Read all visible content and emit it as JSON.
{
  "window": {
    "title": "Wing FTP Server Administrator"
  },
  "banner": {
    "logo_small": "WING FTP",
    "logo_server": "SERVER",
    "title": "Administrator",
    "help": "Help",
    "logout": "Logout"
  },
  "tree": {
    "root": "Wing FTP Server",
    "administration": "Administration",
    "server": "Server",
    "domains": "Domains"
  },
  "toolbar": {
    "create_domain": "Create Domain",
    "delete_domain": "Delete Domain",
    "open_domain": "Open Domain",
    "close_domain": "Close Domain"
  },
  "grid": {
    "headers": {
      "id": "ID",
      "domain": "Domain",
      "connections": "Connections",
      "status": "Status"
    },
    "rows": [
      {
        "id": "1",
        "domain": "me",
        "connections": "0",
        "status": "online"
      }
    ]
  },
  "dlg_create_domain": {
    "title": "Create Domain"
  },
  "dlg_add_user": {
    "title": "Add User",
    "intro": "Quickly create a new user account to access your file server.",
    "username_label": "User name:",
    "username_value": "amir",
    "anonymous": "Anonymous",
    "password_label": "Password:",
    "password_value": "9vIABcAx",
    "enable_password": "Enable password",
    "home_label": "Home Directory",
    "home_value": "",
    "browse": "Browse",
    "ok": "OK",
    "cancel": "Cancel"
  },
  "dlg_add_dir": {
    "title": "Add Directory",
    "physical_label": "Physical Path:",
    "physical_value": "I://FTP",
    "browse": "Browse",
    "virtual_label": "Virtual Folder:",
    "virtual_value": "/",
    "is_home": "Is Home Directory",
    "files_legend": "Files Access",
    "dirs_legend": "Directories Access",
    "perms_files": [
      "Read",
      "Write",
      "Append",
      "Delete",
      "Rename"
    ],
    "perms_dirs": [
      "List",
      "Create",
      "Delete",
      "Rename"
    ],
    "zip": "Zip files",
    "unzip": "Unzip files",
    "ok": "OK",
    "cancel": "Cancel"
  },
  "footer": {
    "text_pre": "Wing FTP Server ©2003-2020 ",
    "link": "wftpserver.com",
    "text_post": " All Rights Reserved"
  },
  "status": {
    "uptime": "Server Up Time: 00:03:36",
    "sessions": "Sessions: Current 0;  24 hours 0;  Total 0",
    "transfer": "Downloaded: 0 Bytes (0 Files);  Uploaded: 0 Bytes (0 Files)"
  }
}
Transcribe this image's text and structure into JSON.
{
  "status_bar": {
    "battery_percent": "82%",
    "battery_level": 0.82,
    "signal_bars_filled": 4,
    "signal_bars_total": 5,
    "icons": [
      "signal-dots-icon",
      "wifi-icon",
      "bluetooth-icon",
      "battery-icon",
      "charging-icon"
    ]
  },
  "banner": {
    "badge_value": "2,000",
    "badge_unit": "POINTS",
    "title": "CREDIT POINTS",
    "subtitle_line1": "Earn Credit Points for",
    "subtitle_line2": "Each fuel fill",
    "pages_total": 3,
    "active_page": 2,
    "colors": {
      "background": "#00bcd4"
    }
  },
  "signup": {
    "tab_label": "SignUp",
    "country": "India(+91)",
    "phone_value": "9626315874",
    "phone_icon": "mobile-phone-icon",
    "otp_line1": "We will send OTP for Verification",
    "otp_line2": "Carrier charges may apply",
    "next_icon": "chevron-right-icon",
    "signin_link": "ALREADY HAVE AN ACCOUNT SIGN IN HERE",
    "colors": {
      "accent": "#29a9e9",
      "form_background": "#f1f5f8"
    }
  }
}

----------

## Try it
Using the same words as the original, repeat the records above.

## Your solution
Read all visible content and emit it as JSON.
{
  "window": {
    "title": "Wing FTP Server Administrator"
  },
  "banner": {
    "logo_small": "WING FTP",
    "logo_server": "SERVER",
    "title": "Administrator",
    "help": "Help",
    "logout": "Logout"
  },
  "tree": {
    "root": "Wing FTP Server",
    "administration": "Administration",
    "server": "Server",
    "domains": "Domains"
  },
  "toolbar": {
    "create_domain": "Create Domain",
    "delete_domain": "Delete Domain",
    "open_domain": "Open Domain",
    "close_domain": "Close Domain"
  },
  "grid": {
    "headers": {
      "id": "ID",
      "domain": "Domain",
      "connections": "Connections",
      "status": "Status"
    },
    "rows": [
      {
        "id": "1",
        "domain": "me",
        "connections": "0",
        "status": "online"
      }
    ]
  },
  "dlg_create_domain": {
    "title": "Create Domain"
  },
  "dlg_add_user": {
    "title": "Add User",
    "intro": "Quickly create a new user account to access your file server.",
    "username_label": "User name:",
    "username_value": "amir",
    "anonymous": "Anonymous",
    "password_label": "Password:",
    "password_value": "9vIABcAx",
    "enable_password": "Enable password",
    "home_label": "Home Directory",
    "home_value": "",
    "browse": "Browse",
    "ok": "OK",
    "cancel": "Cancel"
  },
  "dlg_add_dir": {
    "title": "Add Directory",
    "physical_label": "Physical Path:",
    "physical_value": "I://FTP",
    "browse": "Browse",
    "virtual_label": "Virtual Folder:",
    "virtual_value": "/",
    "is_home": "Is Home Directory",
    "files_legend": "Files Access",
    "dirs_legend": "Directories Access",
    "perms_files": [
      "Read",
      "Write",
      "Append",
      "Delete",
      "Rename"
    ],
    "perms_dirs": [
      "List",
      "Create",
      "Delete",
      "Rename"
    ],
    "zip": "Zip files",
    "unzip": "Unzip files",
    "ok": "OK",
    "cancel": "Cancel"
  },
  "footer": {
    "text_pre": "Wing FTP Server ©2003-2020 ",
    "link": "wftpserver.com",
    "text_post": " All Rights Reserved"
  },
  "status": {
    "uptime": "Server Up Time: 00:03:36",
    "sessions": "Sessions: Current 0;  24 hours 0;  Total 0",
    "transfer": "Downloaded: 0 Bytes (0 Files);  Uploaded: 0 Bytes (0 Files)"
  }
}
Transcribe this image's text and structure into JSON.
{
  "status_bar": {
    "battery_percent": "82%",
    "battery_level": 0.82,
    "signal_bars_filled": 4,
    "signal_bars_total": 5,
    "icons": [
      "signal-dots-icon",
      "wifi-icon",
      "bluetooth-icon",
      "battery-icon",
      "charging-icon"
    ]
  },
  "banner": {
    "badge_value": "2,000",
    "badge_unit": "POINTS",
    "title": "CREDIT POINTS",
    "subtitle_line1": "Earn Credit Points for",
    "subtitle_line2": "Each fuel fill",
    "pages_total": 3,
    "active_page": 2,
    "colors": {
      "background": "#00bcd4"
    }
  },
  "signup": {
    "tab_label": "SignUp",
    "country": "India(+91)",
    "phone_value": "9626315874",
    "phone_icon": "mobile-phone-icon",
    "otp_line1": "We will send OTP for Verification",
    "otp_line2": "Carrier charges may apply",
    "next_icon": "chevron-right-icon",
    "signin_link": "ALREADY HAVE AN ACCOUNT SIGN IN HERE",
    "colors": {
      "accent": "#29a9e9",
      "form_background": "#f1f5f8"
    }
  }
}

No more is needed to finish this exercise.